Author: Ira Sukrungruang
Edition/Pages: University of Missouri Press, 2010/169 pages
Short & Sweet Synopsis: The son of Thai immigrants must learn to reconcile his Thai upbringing with the American world he has to live in.
So, the Adventures of Buddhist Boy…in the spirits of full-disclosure, this wasn’t exactly a “voluntary” read. It was for a class that I’m currently taking. And while I certainly would never complain about getting to kill two birds with one stone by reading and doing assigned homework at the same time, it has been known to affect my judgement of the book.
Now that the disclaimer has been written, on to the review.
A Multicultural Memoir
Talk Thai details the sometimes frustrating, sometimes difficult, but always funny (as he tells it) childhood of Ira Sukrungruang, the son of Thai immigrants who are living in Chicago. His childhood is filled with dichotomy: his mother requires him to be a good Thai boy, but in the suburban American world that is the only one he’s ever known, Ira just wants to fit in. Which to his mind is, to be white. And to have a normal name, not a Jewish one that his parents picked out of an American naming book and cannot even pronounce properly (in their Thai accents, it comes out as “Ila”).

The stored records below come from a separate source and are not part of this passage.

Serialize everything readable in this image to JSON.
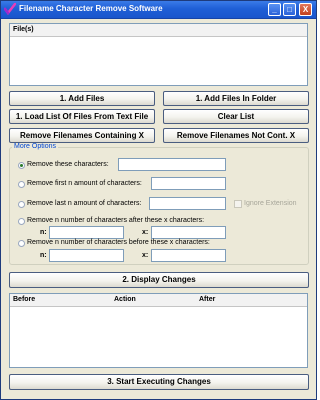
{
  "window": {
    "title": "Filename Character Remove Software",
    "controls": {
      "minimize": "_",
      "maximize": "□",
      "close": "X"
    }
  },
  "files_list": {
    "header": "File(s)"
  },
  "buttons": {
    "add_files": "1. Add Files",
    "add_folder": "1. Add Files In Folder",
    "load_list": "1. Load List Of Files From Text File",
    "clear_list": "Clear List",
    "remove_containing": "Remove Filenames Containing X",
    "remove_not_containing": "Remove Filenames Not Cont. X",
    "display_changes": "2. Display Changes",
    "start_executing": "3. Start Executing Changes"
  },
  "options": {
    "title": "More Options",
    "remove_chars": "Remove these characters:",
    "remove_first": "Remove first n amount of characters:",
    "remove_last": "Remove last n amount of characters:",
    "ignore_extension": "Ignore Extension",
    "remove_after": "Remove n number of characters after these x characters:",
    "remove_before": "Remove n number of characters before these x characters:",
    "n_label": "n:",
    "x_label": "x:"
  },
  "changes_table": {
    "columns": [
      "Before",
      "Action",
      "After"
    ]
  }
}
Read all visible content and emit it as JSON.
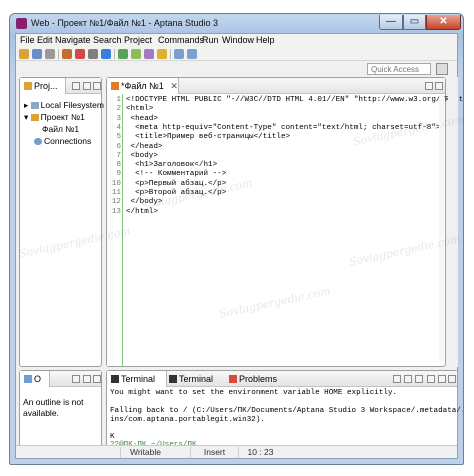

I wanted to be Ricky from Silver Spoons, a sitcom about a boy who comes to live with his enormously wealthy father. Ricky was blond, with deep dimples, and lived in a mansion…Ricky didn’t have to speak Thai, didn’t have to sing the Thai National Anthem every morning or have to go to temple for Sunday School. He was a white kid who faced white problems, which were, to me, simple, which resolved themselves in half an hour. Ricky was Perfect White.
Seemingly unaware or uncaring of her son’s plight, Ira’s mother creates a list of eight rules which he must always follow to be a good Thai.
Although he starts out as extremely proud of his heritage, feeling like his faith in Buddha makes him strong enough to be a superhero (A.K.A. Buddhist Boy), Ira starts feeling stifled and embarrassed by his heritage when he begins elementary school. His mother’s eight rules for being a good Thai began to feel irrelevant and confining in his American world. They were:
① Take off your shoes before you enter this Thai house. Put your shoes away neatly so I don’t trip and kill myself.
② A Thai son should show the proper respect to his parents. Put your hands together. Bow your head. Say, sawas dee krub.
③ Never touch an elder’s head no matter how soft you think it is. The head is sacred.
④ Pray to Buddha every night. Ask for money. Ask for success. Ask to be reincarnated with the same family.
⑤ Don’t point your feet at Buddha.
⑥ Always speak Thai in the house.
⑦ Wake up at six like a good Thai boy.
⑧ Remember, you are Thai.
And they remained in their place on the refrigerator door until Ira graduated from college. The book takes us from his earliest memories through the beginning of these college years, and through Ira’s eyes we get to know his friends, his enemies, his teachers, and most importantly, his family.
This book is a fascinating insight into immigrant culture. It makes the reader think about what it would be like to grow up in two different worlds, and try to appease the customs of both. And it has a fair bit of humor in it, which never hurts. Although it was a quick read, and not the greatest book I’ve read lately by a long shot, it is still definitely worth picking up if you have a few spare minutes to read an entertaining chronicle of a young superhero named Buddhist Boy.
Another review you might want to check out:
From Narrative: Much of the humor and poignancy of the memoir flow from this passionately Thai triumvirate trying to raise a good Thai boy under the onslaught of American culture.